Panel Paper: Social-Technical Transition in American Cities: A Study of Transportation Electrification

Thursday, July 19, 2018
Building 3, Room 212 (ITAM)

*Names in bold indicate Presenter

Derek Ehrnschwender1, Saba Siddiki2, Sanya Carley1 and Sean C. Nicholson-Crotty1, (1)Indiana University, (2)Syracuse University

Electrification of the transportation sector is viewed as one way for governments to realize their commitment to transition away from the internal combustion engine. Scholars have studied this shift through the socio-technical transitions framework, which considers the evolution of an innovative technology as reliant on coordination among actors and policies from different levels of government. Informed by recent research on socio-technical transitions, we analyze the state and determinants of plug in electric vehicle (PEV) adoption in eight American cities through semi-structured interviews with PEV stakeholders. We find that the progress of city-level transportation electrification varies considerably across our sample of cities. PEV diffusion depends on stakeholder collaboration to facilitate the co-evolution of policy activity, technology adoption and behavioral adjustments, and infrastructure deployment.

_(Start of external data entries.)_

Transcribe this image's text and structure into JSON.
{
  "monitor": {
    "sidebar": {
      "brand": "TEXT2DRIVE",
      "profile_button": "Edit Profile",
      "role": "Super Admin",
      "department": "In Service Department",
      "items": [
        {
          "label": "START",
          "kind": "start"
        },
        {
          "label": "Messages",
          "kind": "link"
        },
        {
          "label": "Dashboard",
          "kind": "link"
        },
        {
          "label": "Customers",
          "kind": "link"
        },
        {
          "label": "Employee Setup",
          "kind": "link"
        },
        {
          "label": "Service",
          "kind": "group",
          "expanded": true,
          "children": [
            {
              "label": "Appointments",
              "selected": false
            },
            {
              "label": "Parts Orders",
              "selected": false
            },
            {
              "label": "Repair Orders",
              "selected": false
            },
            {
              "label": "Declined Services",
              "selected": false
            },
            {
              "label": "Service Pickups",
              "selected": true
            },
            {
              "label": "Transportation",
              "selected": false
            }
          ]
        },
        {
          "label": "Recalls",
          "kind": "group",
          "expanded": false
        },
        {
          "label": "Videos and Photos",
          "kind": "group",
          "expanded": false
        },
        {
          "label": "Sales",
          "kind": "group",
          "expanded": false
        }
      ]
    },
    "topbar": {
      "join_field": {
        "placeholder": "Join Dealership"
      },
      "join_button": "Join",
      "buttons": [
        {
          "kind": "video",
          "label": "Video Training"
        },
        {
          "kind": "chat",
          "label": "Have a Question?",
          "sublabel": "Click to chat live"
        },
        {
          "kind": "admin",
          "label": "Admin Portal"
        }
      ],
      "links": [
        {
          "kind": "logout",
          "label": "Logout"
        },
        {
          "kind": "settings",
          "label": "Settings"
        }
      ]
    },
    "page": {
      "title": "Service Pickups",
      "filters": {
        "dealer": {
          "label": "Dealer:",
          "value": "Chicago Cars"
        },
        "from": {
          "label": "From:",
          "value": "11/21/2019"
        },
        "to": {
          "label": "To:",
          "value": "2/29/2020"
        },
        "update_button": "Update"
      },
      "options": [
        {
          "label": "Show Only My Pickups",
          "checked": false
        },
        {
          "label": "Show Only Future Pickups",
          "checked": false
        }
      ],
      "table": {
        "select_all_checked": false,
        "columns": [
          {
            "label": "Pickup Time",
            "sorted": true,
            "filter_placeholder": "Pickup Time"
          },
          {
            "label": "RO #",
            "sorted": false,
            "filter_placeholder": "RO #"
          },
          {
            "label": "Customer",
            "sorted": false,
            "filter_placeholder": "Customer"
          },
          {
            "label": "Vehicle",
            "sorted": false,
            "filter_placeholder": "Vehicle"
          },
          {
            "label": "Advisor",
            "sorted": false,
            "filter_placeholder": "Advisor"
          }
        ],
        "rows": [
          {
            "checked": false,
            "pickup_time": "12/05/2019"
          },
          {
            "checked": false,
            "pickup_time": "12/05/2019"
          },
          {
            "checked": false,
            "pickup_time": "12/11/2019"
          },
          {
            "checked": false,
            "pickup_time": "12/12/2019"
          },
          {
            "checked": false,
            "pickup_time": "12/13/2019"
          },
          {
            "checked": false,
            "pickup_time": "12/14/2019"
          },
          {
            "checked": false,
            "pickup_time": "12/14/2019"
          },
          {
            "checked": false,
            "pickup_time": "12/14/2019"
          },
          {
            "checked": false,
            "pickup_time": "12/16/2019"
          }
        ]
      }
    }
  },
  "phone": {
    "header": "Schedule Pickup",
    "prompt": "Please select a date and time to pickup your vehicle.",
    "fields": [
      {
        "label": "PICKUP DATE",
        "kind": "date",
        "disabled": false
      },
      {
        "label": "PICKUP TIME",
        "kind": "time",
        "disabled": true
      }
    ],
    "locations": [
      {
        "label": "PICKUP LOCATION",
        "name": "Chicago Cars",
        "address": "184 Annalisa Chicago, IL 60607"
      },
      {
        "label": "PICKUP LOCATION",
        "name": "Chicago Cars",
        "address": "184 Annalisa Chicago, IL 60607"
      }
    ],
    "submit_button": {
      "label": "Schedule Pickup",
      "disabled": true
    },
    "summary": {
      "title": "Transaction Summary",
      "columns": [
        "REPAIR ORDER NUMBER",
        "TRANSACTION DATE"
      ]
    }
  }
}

We organize our findings into four nexuses of interest: the collaboration of diverse stakeholders; the interaction of city- and state-level activities; collaboration across innovation niches; and the interplay between policy and technology diffusion.